By Mark Piper, Mercy Associate
Over the past few weeks I’ve tried to come up with answers regarding both national turmoil in the United States as well as local turmoil, particularly racial animus, stemming from a police-involved shooting that resulted in the death of a young man on the far South Side of Chicago, where my family and I make our home. When I feel I need to be at the ready if someone asks me a question fraught with thorny complexity or controversy, I do what I suspect many folks do: I talk with trusted friends and confidants to get their perspective; I listen to my spouse; I fall back upon my memory of books that I’ve found useful and pull them off the shelves for insights and inspiration. I have done all of that, and I’ve done one thing more: I’ve grappled with the Works of Mercy and how one ought to employ them at a time like this.

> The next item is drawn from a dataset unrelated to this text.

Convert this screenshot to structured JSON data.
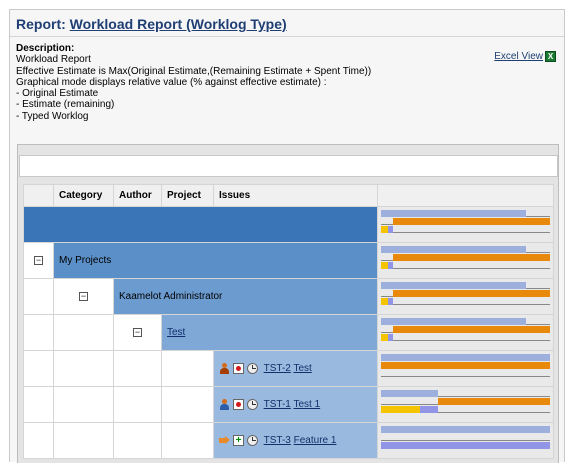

For me, the Works of Mercy have been less a source of solace and more a cause for concern. The cause for concern manifests itself in two ways. First, when so many are experiencing anger, bewilderment and resentment, how appropriate is it to “instruct the uneducated” or “forgive offenders” or “counsel the doubtful”? When emotions run high, is it really wise to attempt any instruction or engage in any counseling? And even if it is wise, how does one do that without coming off as arrogant, privileged or otherwise superior?
The second concern has really troubled me. I question if we have actually engaged in the Works of Mercy and found them futile, or if we have stopped engaging in them because they don’t make a difference—thus they are not really true ways of being helpful, good, or neighborly. That’s a depressing thought for me.
As I move around in my angst about all this, I’m reminded of Mary, Mother of God, or as I like to see her, Mother of Mercy. She didn’t come up with answers, but she interceded for those in need, like at the wedding in Cana. She also provided an example of silence as an appropriate response at other times. I am then reminded of another woman of faith, who interceded for women and children in particular during times of turmoil—Catherine McAuley, founder of the Sisters of Mercy.
Here is where my angst subsides, for in Catherine McAuley, and thousands of other ordinary women and men, I see that the Works of Mercy matter. They do speak to basic human truths, and they do advance the Kingdom of God insofar as we improve the lives of those around us. Catherine McAuley not only instructed the uneducated, but she did so in a manner that was not “holier than thou.” She put this and other aspects of her mission of mercy into practice long before that practice became accepted as doctrine or approved behavior. The Works of Mercy have made a difference, and if we practice them, they will continue to make a difference.
As such, I’m going to bear patiently these troublesome times while I work and pray for a more merciful world. After all, I am now reminded of at least 14 different ways of responding, or rather 14 appropriate answers to the questions we face in our neighborhoods and in our country. You can read about all 14 by clicking this link to, you guessed it, the Works of Mercy.
I’ve tried to come up with answers in anticipation of questions about how best to engage, move forward, or make a difference in what is going on around us nationally and around me locally in Chicago. My grappling with the Works of Mercy has reminded me that there is one fundamental point I had forgotten about until I talked with others, listened to others, and picked up those books from the shelf: discernment. I shouldn’t be afraid to “instruct the uneducated,” especially if I’m the one most in need of instruction. Instead, I ought to discern how best to employ the Works of Mercy, and knowing that discerning can take time, I am reminded that it doesn’t need to be done immediately. Mary, the Mother of Mercy, didn’t keep silent as an act of avoidance; rather, she was engaged: praying, listening and discerning when to speak and what to say. Catherine echoed that in a verse that I think is most apt:
“…Keep Patience ever at your side:
You’ll need it for a constant guide.
Show fond affection every day,
And above all, devoutly pray…”
I’ll go and do likewise—after all, the world cannot change until I change first.